■ Exercise goal
Output the data below exactly, images excluded.

■ Given records
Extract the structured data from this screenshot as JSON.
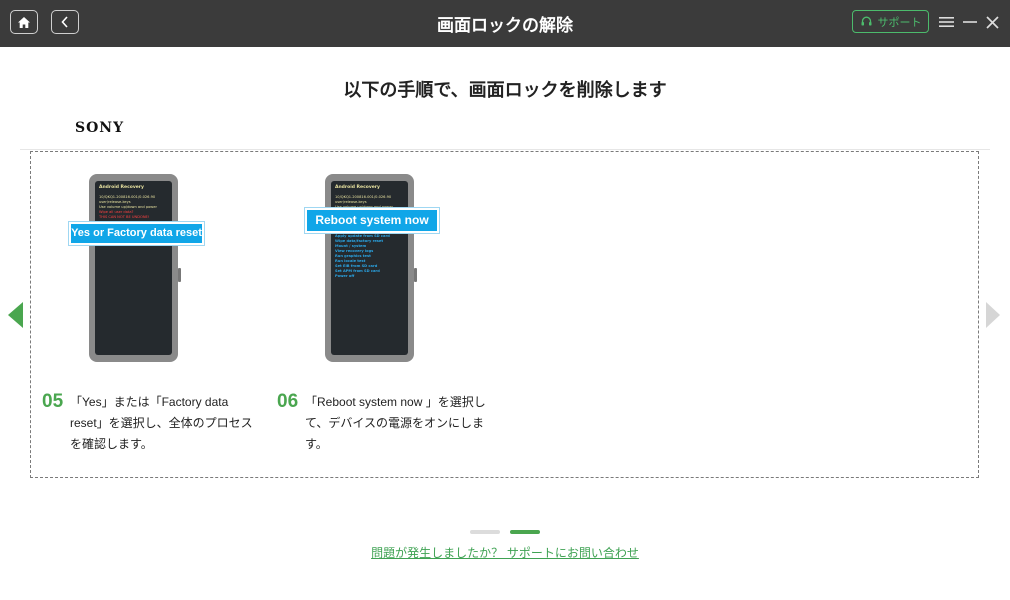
{
  "titlebar": {
    "title": "画面ロックの解除",
    "support_label": "サポート"
  },
  "main": {
    "heading": "以下の手順で、画面ロックを削除します",
    "brand": "SONY"
  },
  "steps": [
    {
      "number": "05",
      "text": "「Yes」または「Factory data reset」を選択し、全体のプロセスを確認します。",
      "callout": "Yes or Factory data reset",
      "screen_title": "Android Recovery",
      "screen_lines": [
        "10/QKQ1.200816.001/0.026.90",
        "user/release-keys",
        "Use volume up/down and power",
        "Wipe all user data?",
        "THIS CAN NOT BE UNDONE!"
      ]
    },
    {
      "number": "06",
      "text": "「Reboot system now 」を選択して、デバイスの電源をオンにします。",
      "callout": "Reboot system now",
      "screen_title": "Android Recovery",
      "screen_lines": [
        "10/QKQ1.200816.001/0.026.90",
        "user/release-keys",
        "Use volume up/down and power"
      ],
      "menu_items": [
        "Apply update from SD card",
        "Wipe data/factory reset",
        "Mount / system",
        "View recovery logs",
        "Run graphics test",
        "Run locale test",
        "Set EIB from SD card",
        "Set APM from SD card",
        "Power off"
      ]
    }
  ],
  "pagination": {
    "total": 2,
    "active": 2
  },
  "footer": {
    "help_link": "問題が発生しましたか？ サポートにお問い合わせ"
  },
  "colors": {
    "titlebar": "#3b3b3b",
    "accent_green": "#4aa64f",
    "callout_blue": "#10a6e8"
  },
  "icons": [
    "home-icon",
    "back-icon",
    "headset-icon",
    "menu-icon",
    "minimize-icon",
    "close-icon",
    "arrow-left-icon",
    "arrow-right-icon"
  ]
}
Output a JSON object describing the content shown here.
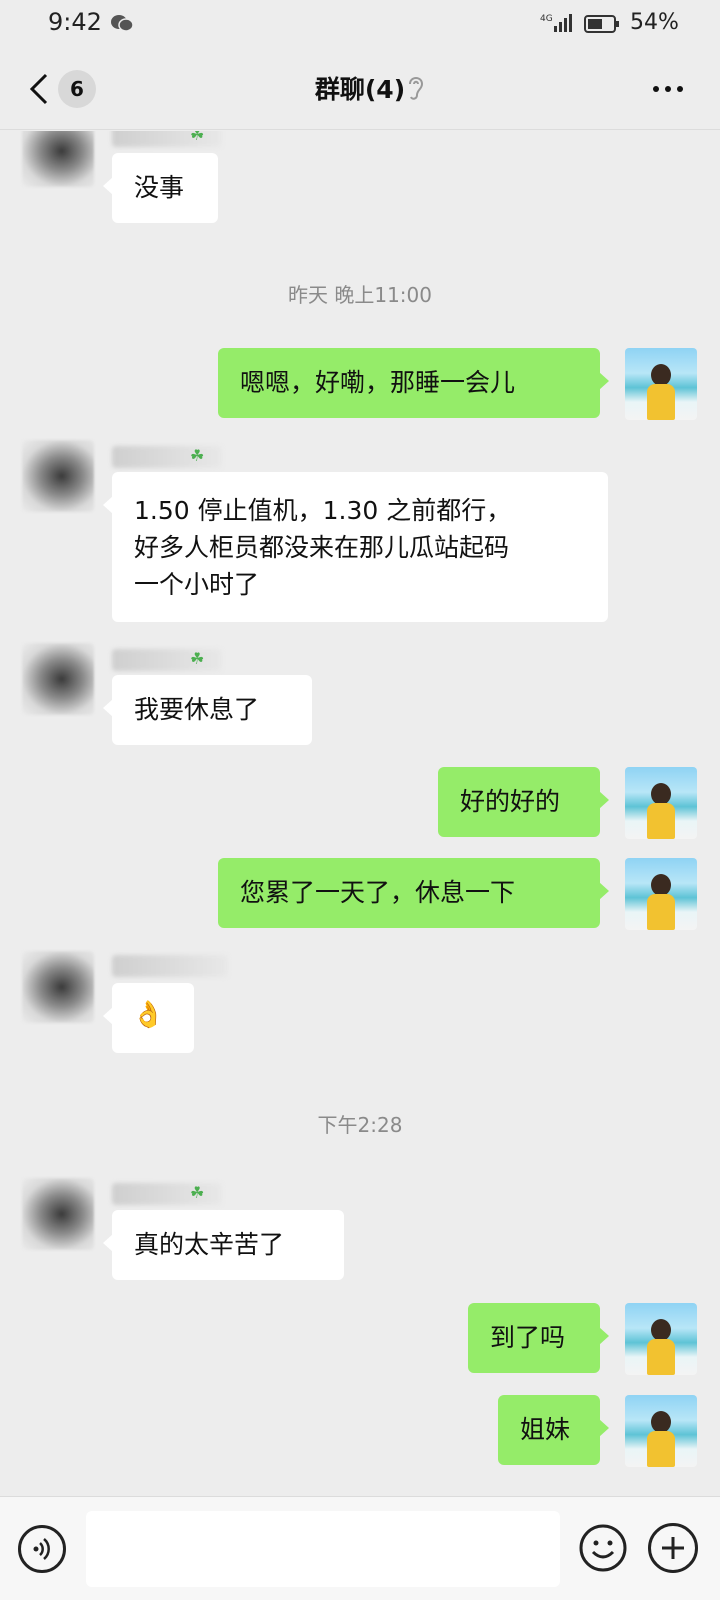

■ Task response
Extract the structured data from this screenshot as JSON.
{
  "titlebar": {
    "title": "画面ロックの解除",
    "support_label": "サポート"
  },
  "main": {
    "heading": "以下の手順で、画面ロックを削除します",
    "brand": "SONY"
  },
  "steps": [
    {
      "number": "05",
      "text": "「Yes」または「Factory data reset」を選択し、全体のプロセスを確認します。",
      "callout": "Yes or Factory data reset",
      "screen_title": "Android Recovery",
      "screen_lines": [
        "10/QKQ1.200816.001/0.026.90",
        "user/release-keys",
        "Use volume up/down and power",
        "Wipe all user data?",
        "THIS CAN NOT BE UNDONE!"
      ]
    },
    {
      "number": "06",
      "text": "「Reboot system now 」を選択して、デバイスの電源をオンにします。",
      "callout": "Reboot system now",
      "screen_title": "Android Recovery",
      "screen_lines": [
        "10/QKQ1.200816.001/0.026.90",
        "user/release-keys",
        "Use volume up/down and power"
      ],
      "menu_items": [
        "Apply update from SD card",
        "Wipe data/factory reset",
        "Mount / system",
        "View recovery logs",
        "Run graphics test",
        "Run locale test",
        "Set EIB from SD card",
        "Set APM from SD card",
        "Power off"
      ]
    }
  ],
  "pagination": {
    "total": 2,
    "active": 2
  },
  "footer": {
    "help_link": "問題が発生しましたか？ サポートにお問い合わせ"
  },
  "colors": {
    "titlebar": "#3b3b3b",
    "accent_green": "#4aa64f",
    "callout_blue": "#10a6e8"
  },
  "icons": [
    "home-icon",
    "back-icon",
    "headset-icon",
    "menu-icon",
    "minimize-icon",
    "close-icon",
    "arrow-left-icon",
    "arrow-right-icon"
  ]
}
Output a JSON object describing the content shown here.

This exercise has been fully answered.